Go through the data below and return each line containing the word "content".

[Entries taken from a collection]

========================

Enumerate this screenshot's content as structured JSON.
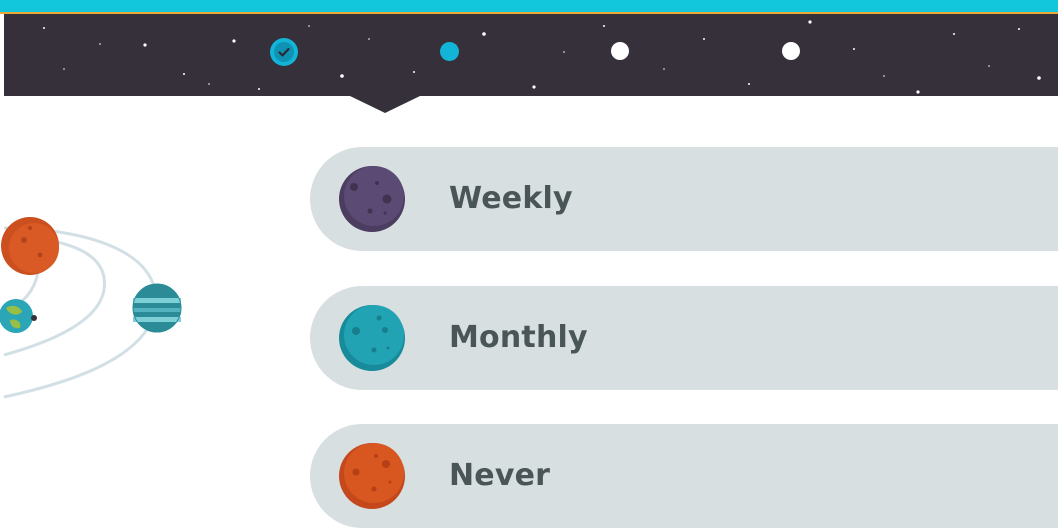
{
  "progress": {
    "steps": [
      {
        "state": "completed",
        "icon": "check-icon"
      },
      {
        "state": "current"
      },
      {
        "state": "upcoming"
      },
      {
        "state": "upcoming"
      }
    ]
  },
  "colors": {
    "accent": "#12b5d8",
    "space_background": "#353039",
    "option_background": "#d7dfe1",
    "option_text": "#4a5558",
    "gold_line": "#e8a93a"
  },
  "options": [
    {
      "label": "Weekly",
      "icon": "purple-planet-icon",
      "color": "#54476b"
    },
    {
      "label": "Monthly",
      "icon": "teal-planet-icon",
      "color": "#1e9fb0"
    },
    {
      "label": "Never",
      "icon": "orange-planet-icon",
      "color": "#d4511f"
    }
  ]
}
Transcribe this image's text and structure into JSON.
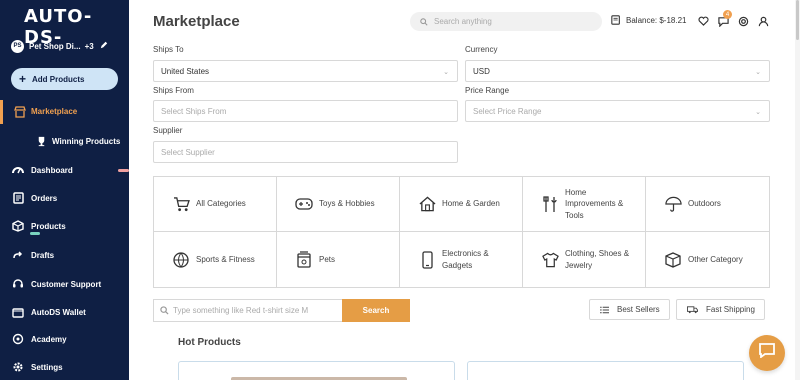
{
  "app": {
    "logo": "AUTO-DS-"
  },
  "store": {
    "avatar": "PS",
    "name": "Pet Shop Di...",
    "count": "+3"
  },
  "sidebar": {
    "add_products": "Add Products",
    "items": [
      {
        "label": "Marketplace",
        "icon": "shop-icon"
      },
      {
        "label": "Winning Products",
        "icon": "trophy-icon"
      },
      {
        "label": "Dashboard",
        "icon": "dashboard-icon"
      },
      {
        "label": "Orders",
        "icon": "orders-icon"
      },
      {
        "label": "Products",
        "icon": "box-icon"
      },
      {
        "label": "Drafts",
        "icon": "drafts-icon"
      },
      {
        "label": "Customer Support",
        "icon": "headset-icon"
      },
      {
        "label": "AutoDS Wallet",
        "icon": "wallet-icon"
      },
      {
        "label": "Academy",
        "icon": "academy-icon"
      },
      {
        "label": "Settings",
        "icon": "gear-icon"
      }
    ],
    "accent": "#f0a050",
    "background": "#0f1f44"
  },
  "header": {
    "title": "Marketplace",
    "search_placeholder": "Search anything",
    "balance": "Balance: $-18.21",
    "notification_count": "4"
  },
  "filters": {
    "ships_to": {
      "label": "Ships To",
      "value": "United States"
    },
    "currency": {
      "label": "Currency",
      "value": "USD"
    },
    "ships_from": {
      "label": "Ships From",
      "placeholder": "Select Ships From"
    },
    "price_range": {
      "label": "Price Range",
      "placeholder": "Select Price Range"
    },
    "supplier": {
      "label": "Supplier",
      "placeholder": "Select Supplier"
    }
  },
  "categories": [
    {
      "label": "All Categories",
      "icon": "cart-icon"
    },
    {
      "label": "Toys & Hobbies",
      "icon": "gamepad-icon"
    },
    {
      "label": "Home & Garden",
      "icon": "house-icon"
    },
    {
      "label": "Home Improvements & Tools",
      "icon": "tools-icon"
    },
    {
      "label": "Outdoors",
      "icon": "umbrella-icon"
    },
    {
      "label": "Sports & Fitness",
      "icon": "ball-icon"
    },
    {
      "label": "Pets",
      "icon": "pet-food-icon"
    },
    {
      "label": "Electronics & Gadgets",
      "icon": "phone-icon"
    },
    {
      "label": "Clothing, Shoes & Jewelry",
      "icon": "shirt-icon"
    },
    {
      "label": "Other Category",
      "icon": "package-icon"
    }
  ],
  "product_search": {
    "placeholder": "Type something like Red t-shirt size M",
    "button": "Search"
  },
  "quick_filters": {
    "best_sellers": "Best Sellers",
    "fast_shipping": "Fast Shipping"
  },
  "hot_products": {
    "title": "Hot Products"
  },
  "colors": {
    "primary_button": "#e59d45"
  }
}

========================

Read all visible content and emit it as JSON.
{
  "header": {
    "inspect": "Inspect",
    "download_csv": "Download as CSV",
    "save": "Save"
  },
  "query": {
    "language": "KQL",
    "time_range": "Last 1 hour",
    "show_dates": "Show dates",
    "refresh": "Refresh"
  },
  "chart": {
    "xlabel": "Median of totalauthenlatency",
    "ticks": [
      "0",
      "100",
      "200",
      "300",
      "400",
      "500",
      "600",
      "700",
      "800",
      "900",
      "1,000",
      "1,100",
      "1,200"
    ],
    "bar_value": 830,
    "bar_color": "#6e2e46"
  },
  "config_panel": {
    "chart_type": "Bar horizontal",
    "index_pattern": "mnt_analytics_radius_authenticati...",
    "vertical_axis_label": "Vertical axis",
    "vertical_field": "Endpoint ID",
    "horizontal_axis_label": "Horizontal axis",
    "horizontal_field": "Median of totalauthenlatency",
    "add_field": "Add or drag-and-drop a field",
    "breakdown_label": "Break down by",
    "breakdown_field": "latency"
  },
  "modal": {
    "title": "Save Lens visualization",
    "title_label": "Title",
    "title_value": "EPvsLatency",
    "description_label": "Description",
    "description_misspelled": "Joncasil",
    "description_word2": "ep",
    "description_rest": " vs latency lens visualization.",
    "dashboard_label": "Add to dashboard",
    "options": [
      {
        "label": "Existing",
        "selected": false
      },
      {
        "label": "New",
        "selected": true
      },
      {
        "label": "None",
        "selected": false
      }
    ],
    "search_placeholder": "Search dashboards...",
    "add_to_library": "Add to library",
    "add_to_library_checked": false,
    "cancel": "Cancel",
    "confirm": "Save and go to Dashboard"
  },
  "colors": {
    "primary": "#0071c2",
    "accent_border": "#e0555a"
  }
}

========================

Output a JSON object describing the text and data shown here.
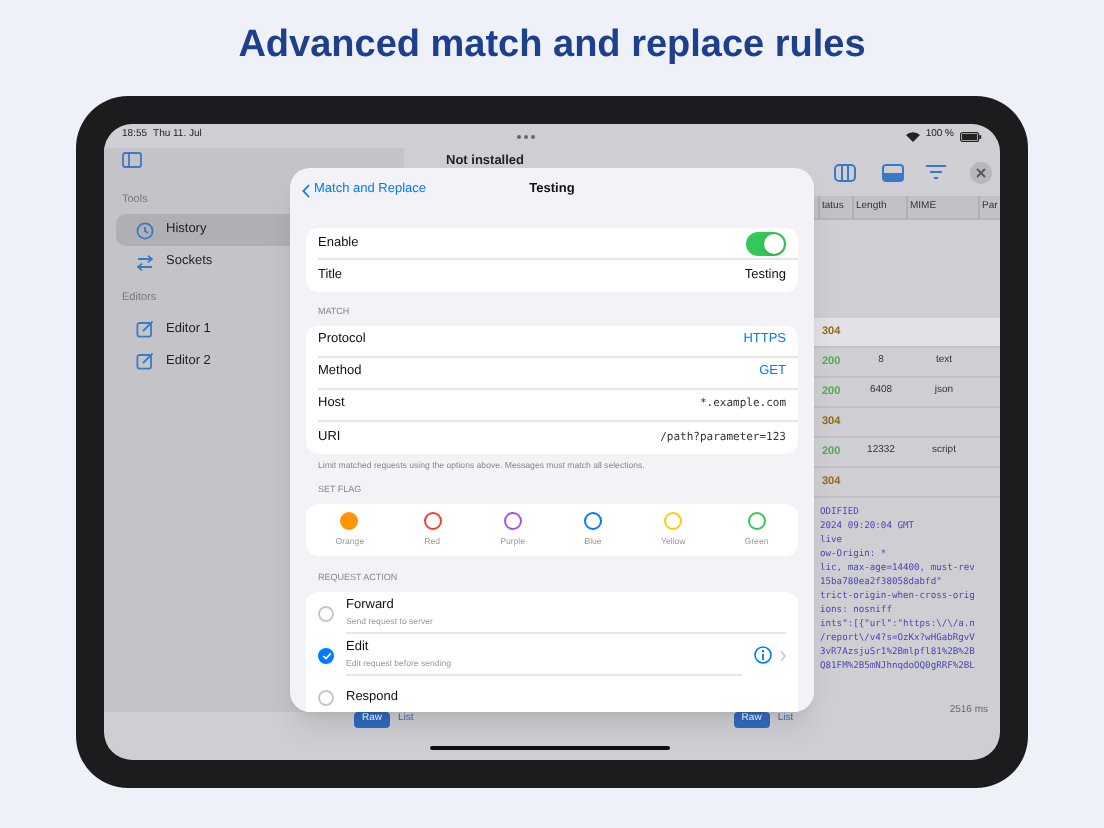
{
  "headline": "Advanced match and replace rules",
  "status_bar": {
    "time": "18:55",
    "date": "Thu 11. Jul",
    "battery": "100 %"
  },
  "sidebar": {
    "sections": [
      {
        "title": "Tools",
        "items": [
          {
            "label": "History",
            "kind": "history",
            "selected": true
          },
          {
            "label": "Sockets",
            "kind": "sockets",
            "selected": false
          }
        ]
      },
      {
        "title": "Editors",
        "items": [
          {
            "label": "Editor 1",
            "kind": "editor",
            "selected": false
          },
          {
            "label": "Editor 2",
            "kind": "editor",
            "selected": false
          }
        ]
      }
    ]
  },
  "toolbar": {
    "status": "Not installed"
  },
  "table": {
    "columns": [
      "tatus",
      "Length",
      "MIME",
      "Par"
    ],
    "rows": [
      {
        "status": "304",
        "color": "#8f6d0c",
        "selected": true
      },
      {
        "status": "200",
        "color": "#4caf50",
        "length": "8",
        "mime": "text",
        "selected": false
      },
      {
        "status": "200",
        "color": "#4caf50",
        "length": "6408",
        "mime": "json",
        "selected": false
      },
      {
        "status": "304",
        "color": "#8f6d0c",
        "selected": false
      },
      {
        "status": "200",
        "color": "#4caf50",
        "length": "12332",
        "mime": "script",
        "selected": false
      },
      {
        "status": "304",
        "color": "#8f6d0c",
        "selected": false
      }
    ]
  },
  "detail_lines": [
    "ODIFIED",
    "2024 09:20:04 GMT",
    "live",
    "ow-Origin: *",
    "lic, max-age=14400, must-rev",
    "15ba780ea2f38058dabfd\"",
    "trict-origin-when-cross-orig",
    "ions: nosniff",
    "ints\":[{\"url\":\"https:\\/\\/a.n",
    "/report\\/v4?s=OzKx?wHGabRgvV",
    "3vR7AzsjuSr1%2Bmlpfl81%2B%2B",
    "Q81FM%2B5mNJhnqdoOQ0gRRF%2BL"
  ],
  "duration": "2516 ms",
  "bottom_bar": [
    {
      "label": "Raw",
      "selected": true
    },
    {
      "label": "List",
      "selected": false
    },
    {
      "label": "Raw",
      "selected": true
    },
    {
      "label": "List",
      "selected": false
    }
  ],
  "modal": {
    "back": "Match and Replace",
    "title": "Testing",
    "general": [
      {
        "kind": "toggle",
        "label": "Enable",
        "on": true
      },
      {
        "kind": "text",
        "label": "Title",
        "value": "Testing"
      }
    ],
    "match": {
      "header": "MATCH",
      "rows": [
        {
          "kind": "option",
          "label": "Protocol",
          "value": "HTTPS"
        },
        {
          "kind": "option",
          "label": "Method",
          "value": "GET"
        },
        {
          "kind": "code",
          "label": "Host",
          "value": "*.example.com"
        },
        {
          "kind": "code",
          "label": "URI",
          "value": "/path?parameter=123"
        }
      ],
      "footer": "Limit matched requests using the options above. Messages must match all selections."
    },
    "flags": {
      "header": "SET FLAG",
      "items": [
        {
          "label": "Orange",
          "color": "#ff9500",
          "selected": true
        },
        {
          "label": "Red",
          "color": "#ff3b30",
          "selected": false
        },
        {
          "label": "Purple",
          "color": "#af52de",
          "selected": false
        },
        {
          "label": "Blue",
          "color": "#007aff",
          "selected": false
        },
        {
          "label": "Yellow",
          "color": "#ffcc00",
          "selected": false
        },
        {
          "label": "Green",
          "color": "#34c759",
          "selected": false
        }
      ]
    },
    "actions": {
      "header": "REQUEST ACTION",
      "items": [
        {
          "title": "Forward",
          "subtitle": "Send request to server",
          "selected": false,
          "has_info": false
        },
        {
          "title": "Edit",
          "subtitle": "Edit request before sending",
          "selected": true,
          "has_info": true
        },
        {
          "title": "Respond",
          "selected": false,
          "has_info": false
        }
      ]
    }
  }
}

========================

▶ [TASK ANSWER]:
Enumerate this screenshot's content as structured JSON.
Read all visible content and emit it as JSON.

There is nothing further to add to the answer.